Only the lines with the string "JSON" are needed; return each of them from the entries below.

(Element data from apps and pages)
*** Begin section ***

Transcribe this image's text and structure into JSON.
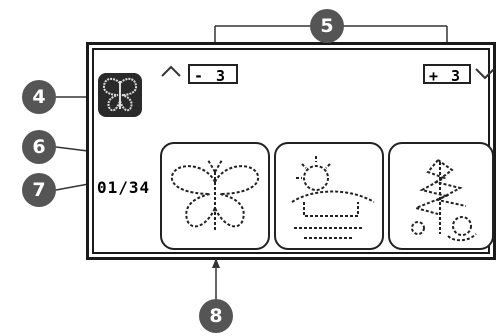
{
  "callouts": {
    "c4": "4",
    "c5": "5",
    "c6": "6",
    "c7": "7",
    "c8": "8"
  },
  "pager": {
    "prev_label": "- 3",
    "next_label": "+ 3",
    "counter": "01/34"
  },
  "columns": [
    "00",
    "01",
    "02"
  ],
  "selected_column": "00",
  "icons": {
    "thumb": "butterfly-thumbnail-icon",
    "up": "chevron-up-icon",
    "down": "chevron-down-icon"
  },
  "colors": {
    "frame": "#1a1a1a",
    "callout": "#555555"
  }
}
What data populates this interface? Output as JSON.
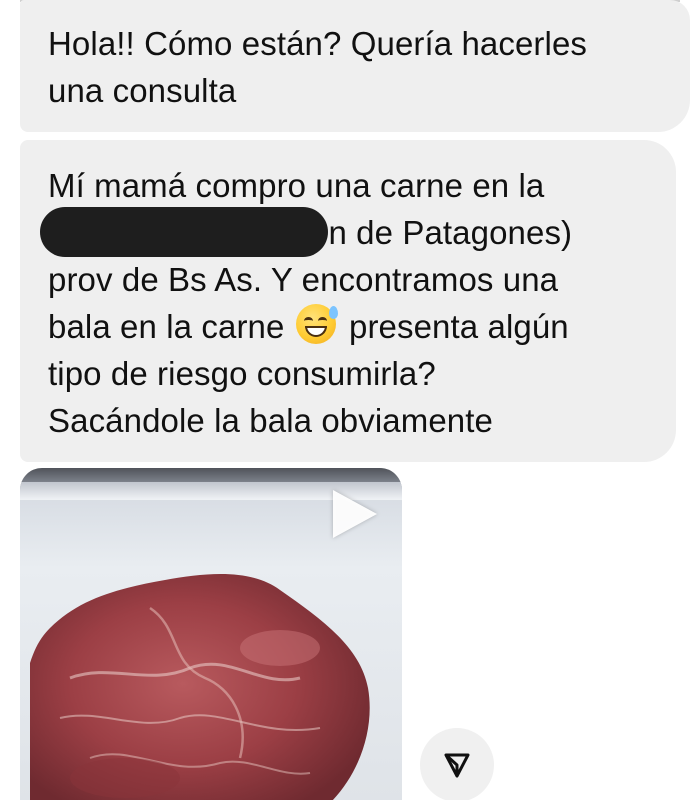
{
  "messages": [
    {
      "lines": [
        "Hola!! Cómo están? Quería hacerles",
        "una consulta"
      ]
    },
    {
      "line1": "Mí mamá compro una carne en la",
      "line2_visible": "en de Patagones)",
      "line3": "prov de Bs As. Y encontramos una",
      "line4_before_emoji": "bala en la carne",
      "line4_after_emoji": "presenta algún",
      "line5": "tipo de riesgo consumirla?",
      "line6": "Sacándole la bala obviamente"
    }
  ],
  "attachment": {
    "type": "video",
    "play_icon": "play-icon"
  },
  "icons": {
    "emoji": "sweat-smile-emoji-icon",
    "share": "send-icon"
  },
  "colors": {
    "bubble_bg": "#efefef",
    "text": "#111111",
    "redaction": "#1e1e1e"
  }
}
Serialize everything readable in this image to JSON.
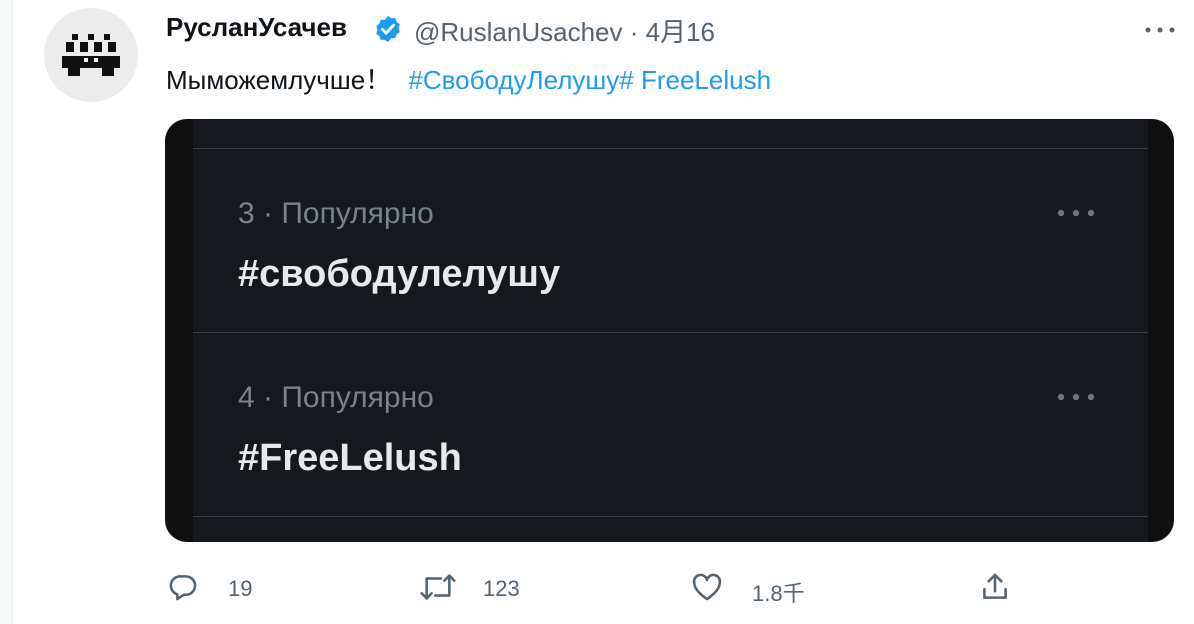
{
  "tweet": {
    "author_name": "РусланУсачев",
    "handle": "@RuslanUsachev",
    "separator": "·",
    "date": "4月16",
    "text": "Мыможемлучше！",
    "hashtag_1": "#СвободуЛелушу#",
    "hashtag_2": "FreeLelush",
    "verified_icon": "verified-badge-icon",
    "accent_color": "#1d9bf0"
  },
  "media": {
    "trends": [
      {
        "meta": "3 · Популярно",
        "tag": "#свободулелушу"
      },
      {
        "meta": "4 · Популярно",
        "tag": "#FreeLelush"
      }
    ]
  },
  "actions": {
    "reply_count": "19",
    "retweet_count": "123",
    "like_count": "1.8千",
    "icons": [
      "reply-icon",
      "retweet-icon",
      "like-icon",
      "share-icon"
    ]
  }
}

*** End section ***

[Output]
Transcribe this image's text and structure into JSON.
What data populates this interface? Output as JSON.
Serialize everything readable in this image to JSON.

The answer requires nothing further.